The researchers looked at data on nearly 49,000 pregnant women between ages 15 and 47 - the average age was 30 - asking how much fish they ate and how often they ate it. The researchers also recorded information about lifestyle choices and family history of heart disease.
Dr. Strom and her colleagues then followed the women for up to eight years, depending on when the participants were enrolled in the study. In that time, they noted 577 cardiovascular problems, ranging from high blood pressure to stroke, among the participants. Five women died from heart disease.
In general, women who ate little or no fish ended up in the hospital for cardiovascular disease far more often than women who ate fish. And a closer look at a smaller group of women within the participants found that women who passed up fish were three times more likely to develop heart disease than women who ate fish at least once a week.
Gregg Fonarow, M.D., at the University of California, Los Angeles, says the study findings are consistent with other studies in older women and in men.
"This study provides further supporting data that omega-3 fatty acids in the diet or as supplements" are good for the heart and blood vessels, Dr. Fonarow says.
What types of fish are best for your heart? Try salmon, herring, mackerel, trout, and Greenland halibut, Dr. Strom says.
If you don't have much experience cooking fresh fish, start with an easy variety such as salmon. High in protein and flavor, salmon lends itself to many kinds of preparation, from breakfast as lox on a bagel to an elegant dinner buffet.
Salmon's meaty texture makes it appealing even to finicky fish eaters. Its ease of handling when filleted or cut as steaks means that even first-time cooks can remove bones and skin. Fresh salmon is affordable and available year round because much of it comes from farms. Keep in mind, however, that farm-raised salmon may contain higher amounts of insecticides, pesticides, fungicides, and mercury pollutants than wild salmon.
Cooking fish doesn't have to be complicated.
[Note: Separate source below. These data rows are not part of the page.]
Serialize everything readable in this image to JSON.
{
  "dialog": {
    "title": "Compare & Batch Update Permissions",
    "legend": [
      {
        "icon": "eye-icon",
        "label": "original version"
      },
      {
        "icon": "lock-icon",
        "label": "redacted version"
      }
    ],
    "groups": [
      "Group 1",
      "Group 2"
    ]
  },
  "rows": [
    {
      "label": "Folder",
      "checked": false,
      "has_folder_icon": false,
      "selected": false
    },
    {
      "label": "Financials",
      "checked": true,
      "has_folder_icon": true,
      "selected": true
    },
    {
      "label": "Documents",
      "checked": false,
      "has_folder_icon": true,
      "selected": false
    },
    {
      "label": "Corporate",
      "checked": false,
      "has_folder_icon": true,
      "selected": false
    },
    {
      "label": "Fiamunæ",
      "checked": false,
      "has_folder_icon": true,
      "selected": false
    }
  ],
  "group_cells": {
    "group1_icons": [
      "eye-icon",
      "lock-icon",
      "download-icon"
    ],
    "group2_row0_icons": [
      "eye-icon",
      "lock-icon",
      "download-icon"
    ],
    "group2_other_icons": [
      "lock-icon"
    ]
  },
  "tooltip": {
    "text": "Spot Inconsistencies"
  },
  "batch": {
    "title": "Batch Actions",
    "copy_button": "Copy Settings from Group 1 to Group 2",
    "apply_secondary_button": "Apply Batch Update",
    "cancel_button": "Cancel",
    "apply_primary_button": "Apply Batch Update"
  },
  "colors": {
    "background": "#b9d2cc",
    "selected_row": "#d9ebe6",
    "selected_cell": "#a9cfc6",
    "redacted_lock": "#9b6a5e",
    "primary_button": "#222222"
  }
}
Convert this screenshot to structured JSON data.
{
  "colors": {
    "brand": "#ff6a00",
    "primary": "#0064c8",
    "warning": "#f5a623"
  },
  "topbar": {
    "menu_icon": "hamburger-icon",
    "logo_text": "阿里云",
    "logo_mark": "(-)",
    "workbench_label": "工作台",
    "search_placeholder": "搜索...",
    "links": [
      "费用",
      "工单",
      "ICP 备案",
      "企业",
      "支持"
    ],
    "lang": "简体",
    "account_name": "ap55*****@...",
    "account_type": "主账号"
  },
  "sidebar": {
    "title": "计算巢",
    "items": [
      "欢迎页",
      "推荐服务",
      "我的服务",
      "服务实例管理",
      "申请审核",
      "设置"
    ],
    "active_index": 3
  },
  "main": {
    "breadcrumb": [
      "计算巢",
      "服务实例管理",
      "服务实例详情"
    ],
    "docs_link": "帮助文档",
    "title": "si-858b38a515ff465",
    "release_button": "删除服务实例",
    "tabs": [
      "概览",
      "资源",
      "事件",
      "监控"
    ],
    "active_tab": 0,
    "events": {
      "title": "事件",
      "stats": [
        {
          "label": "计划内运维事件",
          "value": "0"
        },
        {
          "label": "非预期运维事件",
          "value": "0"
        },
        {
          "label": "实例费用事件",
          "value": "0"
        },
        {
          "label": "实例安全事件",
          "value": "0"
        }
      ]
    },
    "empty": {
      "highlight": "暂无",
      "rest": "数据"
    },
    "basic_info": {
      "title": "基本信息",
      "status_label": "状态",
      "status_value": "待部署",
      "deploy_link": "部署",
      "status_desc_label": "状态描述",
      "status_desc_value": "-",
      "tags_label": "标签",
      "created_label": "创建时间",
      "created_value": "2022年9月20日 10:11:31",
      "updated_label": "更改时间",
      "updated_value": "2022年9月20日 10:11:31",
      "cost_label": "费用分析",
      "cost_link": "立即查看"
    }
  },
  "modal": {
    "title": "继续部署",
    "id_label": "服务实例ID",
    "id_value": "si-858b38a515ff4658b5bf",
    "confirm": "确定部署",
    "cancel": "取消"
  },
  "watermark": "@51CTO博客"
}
The person who sells it to you may offer suggestions. You can also look online for recipe ideas, or buy one of the many fish and seafood cookbooks available.
Fish is done when it's just beginning to flake and appears opaque at its thickest point. Use the 10-minute rule for baking or oven-roasting a fish: At 450 degrees, cook it for 10 minutes per inch of fish thickness, measured at its thickest point.
Always talk with your health care provider to find out more information.